We are moving soon. Right now though, we still don’t know where we’ll end up. Dumbo has become so outrageously expensive and, while the location is great, we are both ready for a change. We actually want something smaller and simpler, if you can believe that. If we didn’t have our place upstate, I might be singing a different tune entirely. Thanks to Cabin Porn for the unending inspiration. For more, click here.
Working with some updated plugins and code, and want to see if the images come through on the newsletter. Lovely photo of the Roosevelt Island tram courtesy of Bobby Ghosh of @ghoshworld.
So, we are now more than two weeks out since Sandy hit. Among the many haunting and devastating images – and there are many far worse than this – I can’t seem to get out of my mind the plain sight of hundreds of people lined up at gas stations with some variation of the red gas can in hand. Many post-storm conversations, with people who lost power and heat and water for over a week (or more), have been centered on the idea of finally purchasing a generator. While I fully understand this impulse to have a back up plan, it ultimately doesn’t offer up a lot of solace. In the short term, perhaps, but in the long term, all it does is create another outlet for our use and reliance on dwindling resources. I increasingly think about what it would take to get off the grid. This may be a fantasy, and in some ways a luxury, but it’s a good time to think about it. I have to admit, I’ve been doing my own form of research regarding generators. Solar and/or wind powered generators. I’ll let you know what I find out. All gas can images from Amazon.
If you haven’t seen this already, here are a few updates on the transportation options around town. Go to the MTA’s site for maps and regular updates.
Wow, I stopped dead in my tracks when I rounded the corner at 2nd Avenue and 72nd Street. Construction on the 2nd Avenue Subway is going full bore, and these ducts overwhelm anything and everything else around. They are huge and imposing and just a wee bit scary. The “blasting” sign showing a stick of exploding dynamite helped with the fright factor. I am fascinated by pipes and ducts and wires and any visible indication of our underlying infrastructure. Note to self: bring real camera because the iPhone can only do so much.

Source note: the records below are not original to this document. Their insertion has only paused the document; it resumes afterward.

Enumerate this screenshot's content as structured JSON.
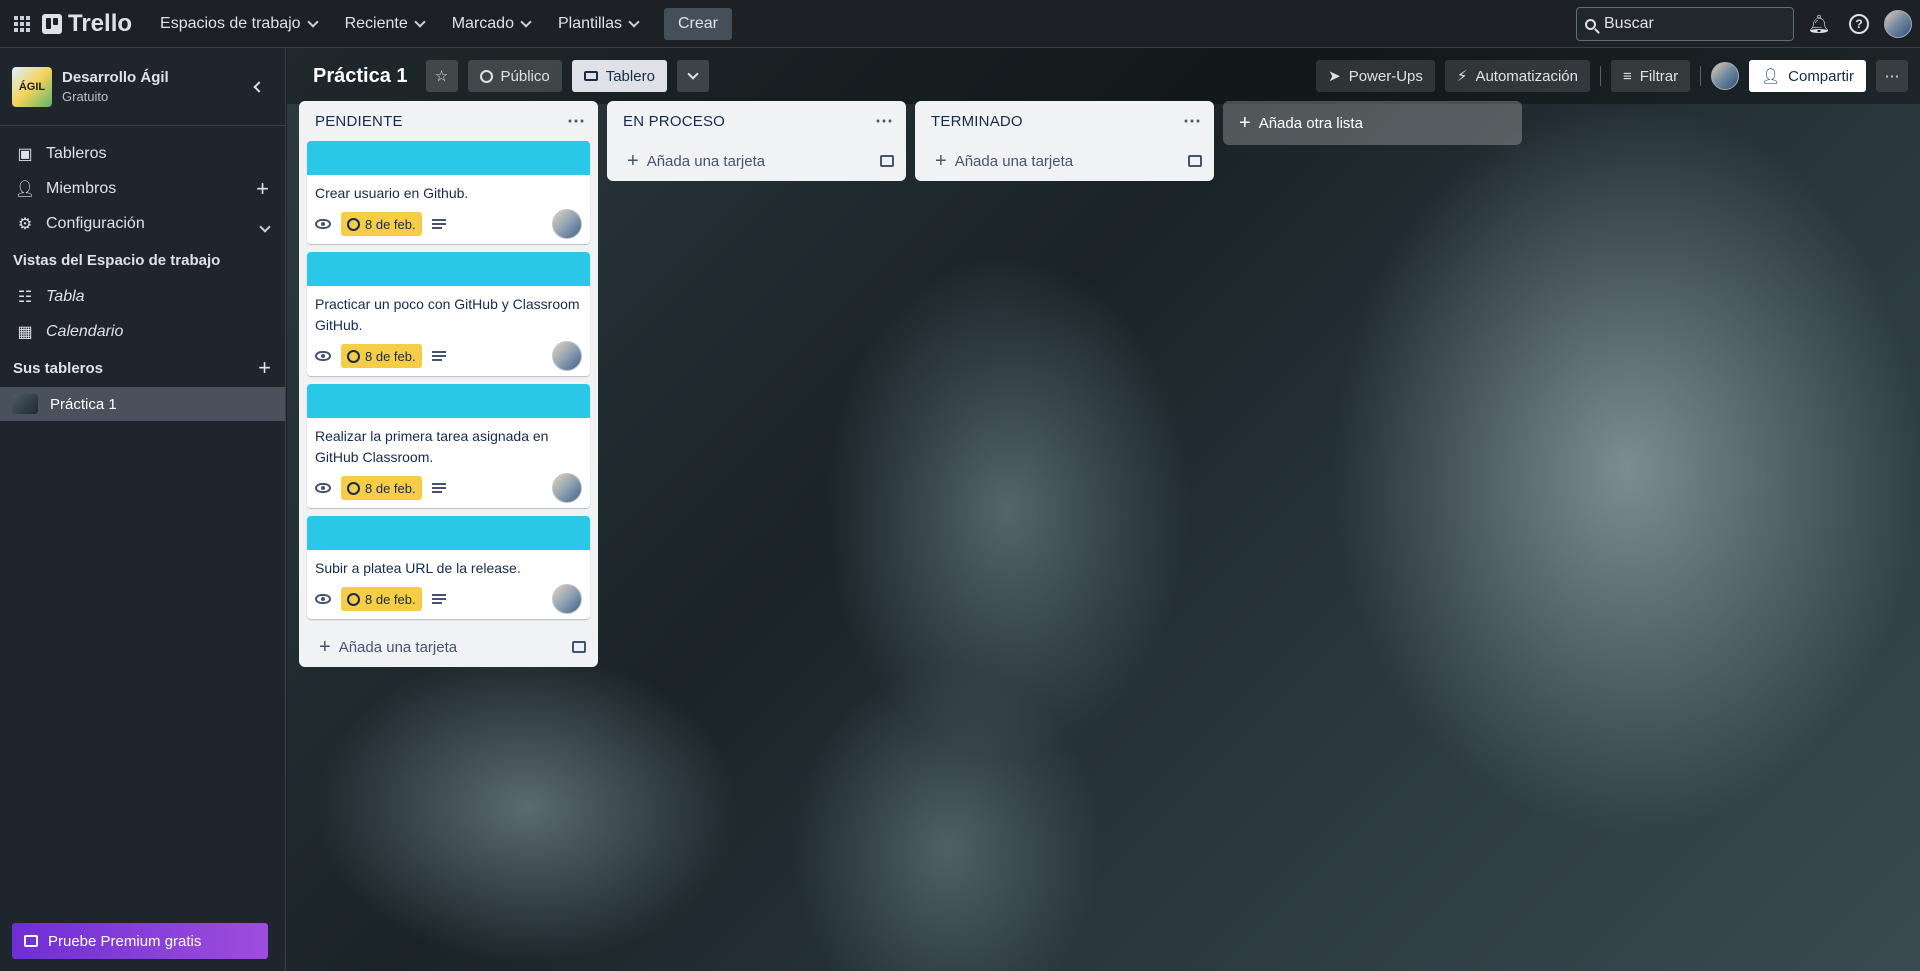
{
  "topnav": {
    "logo": "Trello",
    "menus": [
      "Espacios de trabajo",
      "Reciente",
      "Marcado",
      "Plantillas"
    ],
    "create": "Crear",
    "search_placeholder": "Buscar"
  },
  "sidebar": {
    "workspace_name": "Desarrollo Ágil",
    "workspace_plan": "Gratuito",
    "workspace_logo_text": "ÁGIL",
    "items": [
      {
        "label": "Tableros",
        "icon": "board-icon"
      },
      {
        "label": "Miembros",
        "icon": "person-icon"
      },
      {
        "label": "Configuración",
        "icon": "gear-icon"
      }
    ],
    "views_title": "Vistas del Espacio de trabajo",
    "views": [
      {
        "label": "Tabla",
        "icon": "table-icon"
      },
      {
        "label": "Calendario",
        "icon": "calendar-icon"
      }
    ],
    "boards_title": "Sus tableros",
    "boards": [
      {
        "label": "Práctica 1"
      }
    ],
    "premium": "Pruebe Premium gratis"
  },
  "board": {
    "name": "Práctica 1",
    "visibility": "Público",
    "view": "Tablero",
    "powerups": "Power-Ups",
    "automation": "Automatización",
    "filter": "Filtrar",
    "share": "Compartir",
    "add_list": "Añada otra lista"
  },
  "lists": [
    {
      "title": "PENDIENTE",
      "cards": [
        {
          "title": "Crear usuario en Github.",
          "due": "8 de feb."
        },
        {
          "title": "Practicar un poco con GitHub y Classroom GitHub.",
          "due": "8 de feb."
        },
        {
          "title": "Realizar la primera tarea asignada en GitHub Classroom.",
          "due": "8 de feb."
        },
        {
          "title": "Subir a platea URL de la release.",
          "due": "8 de feb."
        }
      ],
      "add_card": "Añada una tarjeta"
    },
    {
      "title": "EN PROCESO",
      "cards": [],
      "add_card": "Añada una tarjeta"
    },
    {
      "title": "TERMINADO",
      "cards": [],
      "add_card": "Añada una tarjeta"
    }
  ],
  "colors": {
    "card_cover": "#29c8e6",
    "due_badge": "#f5cd47",
    "premium": "#8f3fd8"
  }
}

When I was young (3-6 yrs. old) and living in the suburbs of Philadelphia, there was an abandoned house next door to ours. Actually, I think it was a garage with an apartment upstairs. But because I was little, it seemed huge. And scary. In part because Mrs. O’Brien, an ogre of a woman who lived in the main house, was meaner than mean. I believe she once hit my father with a rolled up newspaper, or an umbrella, because she was angry about our barking dog. She may have had a point. Anyway, my parents, heeding the laws and perhaps some hidden dangers, forbid us to go inside. But try squelching the curiosity of two small children eager to defy the rules. When we did finally sneak our way in, we found boxes and letters and lots of broken glass (the danger part!) scattered among three-legged chairs and the mustiest air imaginable. Sorry, I digress. I just found a few photos from a little jaunt my husband and I made over to Governors Island a year or so ago. The city decided to open up some of the buildings — the fancy officers houses and the red brick dormitories — to the public. It was truly amazing. Peeling paint, everything fallen into decrepitude, and many many closed doors. It brought back that crazy childhood impulse to trespass in a big way. The photographs don’t even begin to do it justice. So, this summer, if you have a chance, hop on one of the ferries, take the seven minute ride, and go! Read about the history of the island here.
The good folks over at Flavorwire put up a post today about Fulton Ryder’s tumblr collection of unusual and intriguing photographs consisting mostly of book covers, with additional images of cultural ephemera. This Robert Frank volume, whose genesis was an ad campaign in 1959 for the New York Times, brought back memories of art school photography class. Back then, The Americans, Frank’s most famous body of work, made a big impression on me.